  4. Premise Plumbing – premise plumbing includes the portion of the potable water distribution system that runs from the water main to the tap inside the house via a service line. Some of the common examples include kitchen faucet, bathroom faucet, bathtub showerheads, etc. Since human exposure is highest at these sources, it is likely that premise plumbing is a prime hub for microbial activity and contamination from organisms such as Legionella. Microbial contamination in premise plumbing is also due to associated water quality and water usage in the built environment.
  5. Ventilation or HVAC System – depending on the type of ventilation, natural or mechanical, the structure and composition of the microbes can vastly differ. Natural ventilation facilitates entry of outside or ambient air into the built environment which results in penetration of outdoor particles into the indoor spaces. Microbes can grow significantly inside the ducts and filters of mechanical ventilation if regular disinfection and maintenance practices are not implemented.



  1. Prussin, A. J., & Marr, L. C. (2015). Sources of airborne microorganisms in the built environment. Microbiome, 3(1), 1-10.
  2. National Academies of Sciences, Engineering, and Medicine. (2017). Microbiomes of the built environment: a research agenda for indoor microbiology, human health, and buildings.
  3. Leung, M. H., Tong, X., & Lee, P. K. (2019). Indoor microbiome and airborne pathogens. Comprehensive Biotechnology, 96.
  4. Hospodsky, D., Qian, J., Nazaroff, W. W., Yamamoto, N., Bibby, K., Rismani-Yazdi, H., & Peccia, J. (2012). Human occupancy as a source of indoor airborne bacteria. PloS one, 7(4), e34867.
  5. Fujiyoshi, S., Tanaka, D., & Maruyama, F. (2017). Transmission of airborne bacteria across built environments and its measurement standards: a review. Frontiers in microbiology, 8, 2336.
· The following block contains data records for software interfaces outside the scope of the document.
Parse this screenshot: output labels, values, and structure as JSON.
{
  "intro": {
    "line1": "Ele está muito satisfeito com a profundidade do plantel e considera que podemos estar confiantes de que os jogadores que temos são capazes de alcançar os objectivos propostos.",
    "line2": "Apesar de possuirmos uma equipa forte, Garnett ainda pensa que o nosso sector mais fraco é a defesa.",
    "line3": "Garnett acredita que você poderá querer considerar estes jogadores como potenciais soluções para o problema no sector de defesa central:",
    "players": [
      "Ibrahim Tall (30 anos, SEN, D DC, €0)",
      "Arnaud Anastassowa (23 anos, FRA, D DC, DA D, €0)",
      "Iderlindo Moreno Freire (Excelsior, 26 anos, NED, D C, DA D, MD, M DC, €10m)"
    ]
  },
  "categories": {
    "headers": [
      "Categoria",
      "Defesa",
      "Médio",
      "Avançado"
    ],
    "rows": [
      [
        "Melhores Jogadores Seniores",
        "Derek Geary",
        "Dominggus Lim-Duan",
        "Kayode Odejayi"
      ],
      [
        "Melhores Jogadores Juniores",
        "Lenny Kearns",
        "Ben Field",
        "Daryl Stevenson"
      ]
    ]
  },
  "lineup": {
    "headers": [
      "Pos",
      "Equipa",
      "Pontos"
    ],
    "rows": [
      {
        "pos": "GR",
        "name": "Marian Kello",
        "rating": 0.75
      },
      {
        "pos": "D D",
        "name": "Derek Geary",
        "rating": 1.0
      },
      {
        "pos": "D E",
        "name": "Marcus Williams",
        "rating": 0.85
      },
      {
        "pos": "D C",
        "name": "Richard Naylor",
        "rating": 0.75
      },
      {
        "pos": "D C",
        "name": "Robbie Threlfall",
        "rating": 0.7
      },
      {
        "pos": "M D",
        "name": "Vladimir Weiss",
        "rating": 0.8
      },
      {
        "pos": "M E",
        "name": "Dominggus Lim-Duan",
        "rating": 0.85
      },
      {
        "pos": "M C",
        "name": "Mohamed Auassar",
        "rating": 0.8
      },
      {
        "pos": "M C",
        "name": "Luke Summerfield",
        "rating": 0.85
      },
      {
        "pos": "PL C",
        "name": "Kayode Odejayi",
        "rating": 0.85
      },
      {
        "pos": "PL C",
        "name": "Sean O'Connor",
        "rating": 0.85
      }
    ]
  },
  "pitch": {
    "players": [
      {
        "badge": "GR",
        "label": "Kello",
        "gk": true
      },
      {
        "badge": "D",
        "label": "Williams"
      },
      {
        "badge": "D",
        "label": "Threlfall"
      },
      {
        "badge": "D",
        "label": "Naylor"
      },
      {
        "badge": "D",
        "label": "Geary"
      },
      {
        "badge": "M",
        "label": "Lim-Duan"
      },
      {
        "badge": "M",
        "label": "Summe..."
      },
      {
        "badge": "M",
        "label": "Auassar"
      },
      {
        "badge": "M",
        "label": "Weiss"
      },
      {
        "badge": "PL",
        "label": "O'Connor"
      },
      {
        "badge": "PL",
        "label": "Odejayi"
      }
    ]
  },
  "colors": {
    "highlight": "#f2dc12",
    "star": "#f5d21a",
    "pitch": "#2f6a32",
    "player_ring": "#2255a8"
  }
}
  6. Fitzpatrick, M. C., Bauch, C. T., Townsend, J. P., & Galvani, A. P. (2019). Modelling microbial infection to address global health challenges. Nature microbiology, 4(10), 1612-1619.
  7. //
  8. //



By Abhiram Satyadev